Among the most powerful of those is "F— and Run," which, despite its title, gets you with its almost naive sweetness: "Whatever happened to a boyfriend?" Phair asks. "The kind of guy who tries to win you over?"

And then, like a craftswoman of the highest order, Phair, who was 26 when Guyville was released, kills you with the bridge: "I can feel it in my bones, I'm going to spend my whole life alone." She repeats the title twice, and adds devastating details: "Even when I was 17. Even when I was 12."

Guyville is a great record well worth revisiting, and what's nice about the new set is that it's packaged not with ephemera, but with material that matters. Before the album was released, Phair recorded three cassette tapes  of songs in the bedroom of her parents' house under the rubric Girly-Sound.

Those 38 tunes are collected on two discs, and they're instructive as works in progress and stripped-down creations that stand on their own. Some are different versions of songs that showed up on Guyville; others, like "Whip Smart" and "Polyester Bride," were recorded for later Phair albums in the up-and-down career that followed.

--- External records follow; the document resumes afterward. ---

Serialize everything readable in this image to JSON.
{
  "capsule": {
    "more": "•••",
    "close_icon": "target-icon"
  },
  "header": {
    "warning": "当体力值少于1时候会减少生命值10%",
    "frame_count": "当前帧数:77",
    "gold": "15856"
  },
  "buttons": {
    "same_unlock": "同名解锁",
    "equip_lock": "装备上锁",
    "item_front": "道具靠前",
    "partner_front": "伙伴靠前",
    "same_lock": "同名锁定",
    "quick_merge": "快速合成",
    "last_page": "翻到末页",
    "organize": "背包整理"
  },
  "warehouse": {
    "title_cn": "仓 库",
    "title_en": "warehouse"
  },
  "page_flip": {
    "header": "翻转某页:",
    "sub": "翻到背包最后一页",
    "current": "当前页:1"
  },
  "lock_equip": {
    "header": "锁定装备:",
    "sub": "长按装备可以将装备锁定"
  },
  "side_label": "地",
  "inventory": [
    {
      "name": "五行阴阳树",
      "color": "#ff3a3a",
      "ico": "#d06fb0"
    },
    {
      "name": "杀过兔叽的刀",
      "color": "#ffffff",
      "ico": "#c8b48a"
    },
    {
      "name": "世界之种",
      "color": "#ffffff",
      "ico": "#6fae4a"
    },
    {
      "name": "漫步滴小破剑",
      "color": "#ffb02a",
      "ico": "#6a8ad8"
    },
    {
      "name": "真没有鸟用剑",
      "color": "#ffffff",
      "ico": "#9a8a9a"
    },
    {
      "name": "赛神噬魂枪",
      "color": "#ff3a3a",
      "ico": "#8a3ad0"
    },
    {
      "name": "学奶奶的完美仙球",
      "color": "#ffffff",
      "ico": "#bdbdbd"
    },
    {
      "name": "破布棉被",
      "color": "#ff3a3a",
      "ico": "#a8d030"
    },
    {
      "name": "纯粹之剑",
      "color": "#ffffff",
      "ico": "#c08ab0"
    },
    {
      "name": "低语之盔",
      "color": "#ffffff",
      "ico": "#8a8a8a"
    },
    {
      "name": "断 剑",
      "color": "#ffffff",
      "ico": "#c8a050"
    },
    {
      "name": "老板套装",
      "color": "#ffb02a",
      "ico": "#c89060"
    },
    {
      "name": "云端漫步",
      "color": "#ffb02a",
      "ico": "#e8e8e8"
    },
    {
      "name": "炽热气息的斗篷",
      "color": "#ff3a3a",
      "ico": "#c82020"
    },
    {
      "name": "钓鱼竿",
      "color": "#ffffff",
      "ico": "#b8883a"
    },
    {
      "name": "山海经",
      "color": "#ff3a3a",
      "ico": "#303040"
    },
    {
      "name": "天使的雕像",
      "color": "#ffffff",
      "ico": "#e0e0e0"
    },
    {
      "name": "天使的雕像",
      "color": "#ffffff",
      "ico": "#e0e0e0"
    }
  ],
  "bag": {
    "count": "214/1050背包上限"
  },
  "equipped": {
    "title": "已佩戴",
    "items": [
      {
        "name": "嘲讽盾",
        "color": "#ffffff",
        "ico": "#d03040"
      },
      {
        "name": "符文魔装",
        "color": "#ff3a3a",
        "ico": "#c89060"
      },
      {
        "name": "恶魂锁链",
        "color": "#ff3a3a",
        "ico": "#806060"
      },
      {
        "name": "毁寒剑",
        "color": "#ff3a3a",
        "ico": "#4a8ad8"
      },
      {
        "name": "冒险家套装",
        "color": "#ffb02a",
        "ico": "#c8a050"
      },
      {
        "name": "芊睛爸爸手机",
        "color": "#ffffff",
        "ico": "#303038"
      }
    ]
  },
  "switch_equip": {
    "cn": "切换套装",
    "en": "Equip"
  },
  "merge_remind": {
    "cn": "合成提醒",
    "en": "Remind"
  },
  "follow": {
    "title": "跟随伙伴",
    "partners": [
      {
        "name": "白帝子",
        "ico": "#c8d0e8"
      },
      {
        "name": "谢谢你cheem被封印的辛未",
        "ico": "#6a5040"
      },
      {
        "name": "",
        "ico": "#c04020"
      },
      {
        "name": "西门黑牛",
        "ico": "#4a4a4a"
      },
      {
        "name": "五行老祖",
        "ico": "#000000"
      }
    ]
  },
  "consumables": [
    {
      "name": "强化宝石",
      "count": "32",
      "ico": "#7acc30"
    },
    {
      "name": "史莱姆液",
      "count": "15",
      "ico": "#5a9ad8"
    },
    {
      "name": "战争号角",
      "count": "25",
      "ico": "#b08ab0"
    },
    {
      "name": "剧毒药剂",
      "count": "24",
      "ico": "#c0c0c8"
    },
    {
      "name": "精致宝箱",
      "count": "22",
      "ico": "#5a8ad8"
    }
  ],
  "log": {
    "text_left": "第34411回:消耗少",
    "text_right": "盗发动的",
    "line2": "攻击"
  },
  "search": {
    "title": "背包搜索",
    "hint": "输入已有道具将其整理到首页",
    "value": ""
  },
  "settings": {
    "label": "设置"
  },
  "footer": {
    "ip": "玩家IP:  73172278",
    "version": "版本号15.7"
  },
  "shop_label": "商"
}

Liz Phair
Brad Wood Archives / Matador Records
Liz Phair

Phair has frequently been harshly judged in comparison to her opening tour de force, like an indie Orson Welles who never made another Citizen Kane. A case in point would be her 2003 self-titled album in which she worked with Avril Lavigne's collaborators. The brazen pop move was not good at all, but not worthy of a 0.0. review from Pitchfork, either.

Guyville, of course, didn't make the music-industry misogyny  it depicted magically disappear. The media-constructed "Women in Rock" was a too-loose umbrella phrase used to gather female artists of disparate talents. Attention moved on  in short order. Few, if any, female stars of the era gained long-term traction on rock radio. There were some efforts, like Sarah McLachlan's Lilith Fair, the female-focused alternative to sausage fests like Lollapalooza, that lasted only three years. Phair toured with Lilith in 1998.

A quarter century later, though, it's clear that Phair is a trailblazing pioneer. Her impact has been absorbed into an indie culture at a time when rock has been marginalized outside the mainstream, but the vitality that remains is largely due to female artists who have wrested the means of production away from their male counterparts and injected the music with an outsider's perspective.

Guyville, of course, still exists. The music industry is still run by men. But the list of rebel women making indie rock of consequence is long and varied — from Downtown Boys' political firebrand Victoria Ruiz to gifted wordsmiths like Aussie songwriter Courtney Barnett, who plays Union Transfer on Wednesday, to observational songwriters such as Soccer Mommy's Sophie Allison and Snail Mail's 18-year-old wunderkind, Lindsey Jordan, whose Lush debut is due in June on the same label that released Guyville and who admitted to Phair in a recent Pitchfork conversation that she once had a cover band called Lizard Phair.

Philadelphia is particularly fortunate in being home to a disproportionate number of formidable and varied bands fronted by women who have followed in Phair's path whether intentionally or not, from Christina Halladay in Sheer Mag to Frances Quinlan of Hop Along to Sadie Dupuis of Speedy Ortiz to Katie Crutchfield of Waxahatchee to Marisa Dabice of Mannequin Pussy. The good news is that 25 years after Guyville, these women aren't in exile, but in power.